> **PROBLEM**:
Give the number of lines in the records below that include "Birth". Reply with that number alone.
*** SOURCE INFORMATION ***
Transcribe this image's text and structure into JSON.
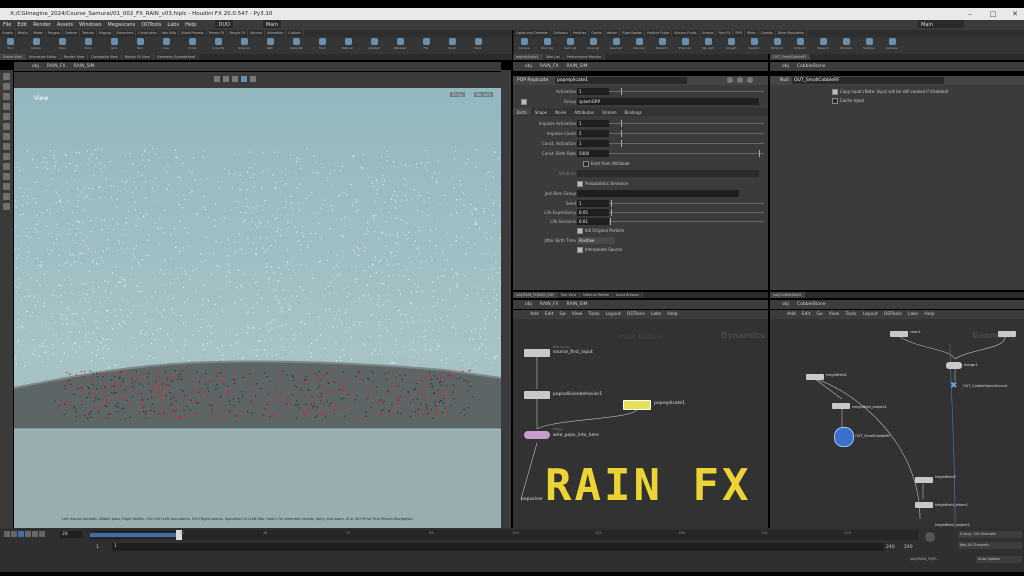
{
  "window": {
    "title": "X:/CGImagine_2024/Course_Samurai/01_002_FX_RAIN_v03.hiplc - Houdini FX 20.0.547 - Py3.10",
    "desktop_label": "Main"
  },
  "menu": [
    "File",
    "Edit",
    "Render",
    "Assets",
    "Windows",
    "Megascans",
    "ODTools",
    "Labs",
    "Help",
    "DUO",
    "Main"
  ],
  "shelf_left": {
    "tabs": [
      "Create",
      "Modify",
      "Model",
      "Polygon",
      "Deform",
      "Texture",
      "Rigging",
      "Characters",
      "Constraints",
      "Hair Utils",
      "Guide Process",
      "Terrain FX",
      "Simple FX",
      "Volume",
      "Animation",
      "Custom"
    ],
    "tools": [
      "Box",
      "Sphere",
      "Tube",
      "Torus",
      "Grid",
      "Null",
      "Line",
      "Circle",
      "Curve Bezier",
      "Draw Curve",
      "Path",
      "Spray Paint",
      "Font",
      "Platonic Solids",
      "L-System",
      "Metaball",
      "File",
      "Spiral",
      "Helix"
    ]
  },
  "shelf_right": {
    "tabs": [
      "Lights and Cameras",
      "Collisions",
      "Particles",
      "Grains",
      "Vellum",
      "Rigid Bodies",
      "Particle Fluids",
      "Viscous Fluids",
      "Oceans",
      "Pyro FX",
      "FEM",
      "Wires",
      "Crowds",
      "Drive Simulation"
    ],
    "tools": [
      "Camera",
      "Point Light",
      "Spot Light",
      "Area Light",
      "Geometry Light",
      "Volume Light",
      "Distant Light",
      "Environment Light",
      "Sky Light",
      "GI Light",
      "Caustic Light",
      "Portal Light",
      "Ambient Light",
      "Stereo Camera",
      "VR Camera",
      "Switcher",
      "Gamepad Camera"
    ]
  },
  "viewport": {
    "tabs": [
      "Scene View",
      "Animation Editor",
      "Render View",
      "Composite View",
      "Motion FX View",
      "Geometry Spreadsheet"
    ],
    "path": [
      "obj",
      "RAIN_FX",
      "RAIN_SIM"
    ],
    "label": "View",
    "persp": "Persp",
    "cam": "No cam",
    "hint": "Left mouse tumbles. Middle pans. Right dollies. Ctrl+Alt+Left box-zooms. Ctrl+Right zooms. Spacebar-Ctrl-Left tilts. Hold L for alternate tumble, dolly, and zoom. M or Alt+M for First Person Navigation."
  },
  "param": {
    "tabs": [
      "popreplicate1",
      "Take List",
      "Performance Monitor"
    ],
    "path": [
      "obj",
      "RAIN_FX",
      "RAIN_SIM"
    ],
    "node_type": "POP Replicate",
    "node_name": "popreplicate1",
    "activation_label": "Activation",
    "activation_value": "1",
    "group_label": "Group",
    "group_value": "splashGRP",
    "subtabs": [
      "Birth",
      "Shape",
      "Noise",
      "Attributes",
      "Stream",
      "Bindings"
    ],
    "rows": [
      {
        "label": "Impulse Activation",
        "value": "1"
      },
      {
        "label": "Impulse Count",
        "value": "5"
      },
      {
        "label": "Const. Activation",
        "value": "1"
      },
      {
        "label": "Const. Birth Rate",
        "value": "5000"
      }
    ],
    "emit_from_attr": "Emit from Attribute",
    "attribute_label": "Attribute",
    "probabilistic": "Probabilistic Emission",
    "just_born": "Just Born Group",
    "seed_label": "Seed",
    "seed_value": "1",
    "life_exp_label": "Life Expectancy",
    "life_exp_value": "0.05",
    "life_var_label": "Life Variance",
    "life_var_value": "0.01",
    "kill_original": "Kill Original Particle",
    "jitter_label": "Jitter Birth Time",
    "jitter_value": "Positive",
    "interpolate": "Interpolate Source"
  },
  "param2": {
    "tabs": [
      "OUT_SmallCobbleRF"
    ],
    "path": [
      "obj",
      "CobbleStone"
    ],
    "node_type": "Null",
    "node_name": "OUT_SmallCobbleRF",
    "copy_input": "Copy Input (Note: Input will be still cooked if disabled)",
    "cache_input": "Cache Input"
  },
  "net1": {
    "tabs": [
      "/obj/RAIN_FX/RAIN_SIM",
      "Tree View",
      "Material Palette",
      "Asset Browser"
    ],
    "path": [
      "obj",
      "RAIN_FX",
      "RAIN_SIM"
    ],
    "menu": [
      "Add",
      "Edit",
      "Go",
      "View",
      "Tools",
      "Layout",
      "ODTools",
      "Labs",
      "Help"
    ],
    "watermark1": "Indie Edition",
    "watermark2": "Dynamics",
    "nodes": [
      {
        "label": "source_first_input",
        "sub": "POP Source"
      },
      {
        "label": "popcollisionbehavior1",
        "sub": ""
      },
      {
        "label": "popreplicate1",
        "sub": ""
      },
      {
        "label": "wire_pops_into_here",
        "sub": "Merge"
      },
      {
        "label": "popsolver",
        "sub": ""
      }
    ]
  },
  "net2": {
    "tabs": [
      "/obj/CobbleStone"
    ],
    "path": [
      "obj",
      "CobbleStone"
    ],
    "menu": [
      "Add",
      "Edit",
      "Go",
      "View",
      "Tools",
      "Layout",
      "ODTools",
      "Labs",
      "Help"
    ],
    "watermark": "Geometry",
    "nodes": [
      "color1",
      "heightfield1",
      "merge1",
      "OUT_CobbleStoneGround",
      "heightfield_project1",
      "OUT_SmallCobbleRF",
      "heightfield2",
      "heightfield_xform1",
      "heightfield_project2"
    ]
  },
  "timeline": {
    "frame": "28",
    "start": "1",
    "start2": "1",
    "end": "240",
    "end2": "240",
    "ticks": [
      "24",
      "48",
      "72",
      "96",
      "120",
      "144",
      "168",
      "192",
      "216"
    ],
    "keys_label": "0 keys, 0/0 channels",
    "key_all": "Key All Channels",
    "auto_update": "Auto Update",
    "status_path": "/obj/RAIN_FX/R..."
  },
  "overlay": {
    "title": "RAIN FX"
  },
  "colors": {
    "accent": "#ecd336",
    "panel": "#3b3b3b",
    "network_bg": "#323232",
    "node": "#c9c9c9",
    "active_node": "#e8e158"
  }
}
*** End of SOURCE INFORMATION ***
> **FINISHED TASK**:
3